It’s no surprise to any art lover that art can be a significant investment. According to a 2016 report by consultancy firm Knight Frank, more investors are allocating resources to the “collectibles” category, which includes art. However, creating liquidity can be a concern for many collectors. Art is a store of value— an asset that can be enjoyed and monetized. The question now becomes, how can you best access your art equity? In other terms, how do you turn your art into readily available dollars?
Until recently, if you required a measure of liquidity, you had to sell works of art. The art market is not liquid on a daily basis and values may fluctuate widely depending on supply, demand and trends. Transaction costs can be high and if the work has appreciated, tax is also a consideration.
Now, for the first time in Canada, there is an alternative option to selling work should a collector desire liquidity. LONO Fine Asset Lending offers loans based on the value of works of art. If you have a piece that you don’t want to part with, LONO will offer you up to 50% of the appraised value of the work. Loans can be termed on 12, 18 or 24-month periods, and the interest rates are typically 1.5–1.85% per month for smaller loans. These rates are less than the credit card rates, and the rates decline for larger loans.
Art loans are relatively new in Canada. In the US and Europe, several banks and smaller lenders offer a range of lending options to allow clients to borrow against their art collections. What’s particularly notable about LONO’S approach, in contrast to some of the larger international banks, is that LONO secures the loan against the art itself. If you do wish to sell your work, LONO also provides Pre-sale Loans so you can receive funds upfront while you wait for the right price. LONO requires a minimum artwork valuation of $20,000 and loans at a maximum of $1,000,000.

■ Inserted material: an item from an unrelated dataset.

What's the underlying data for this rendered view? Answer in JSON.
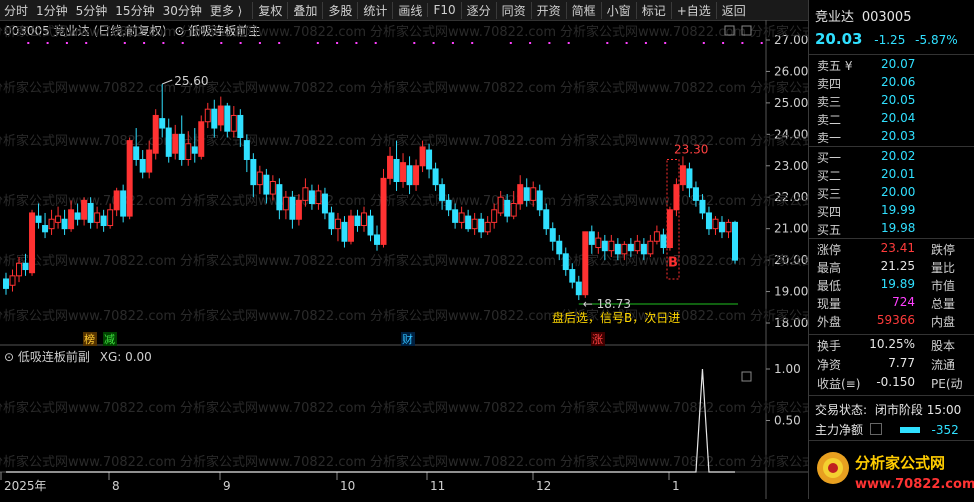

For those who meet the criteria, LONO offers a welcome solution to a long standing problem: retaining the work of art that you love and accessing the cash value in the short term. Perhaps it’s even an answer to a much older adage: having your cake, and eating it, too.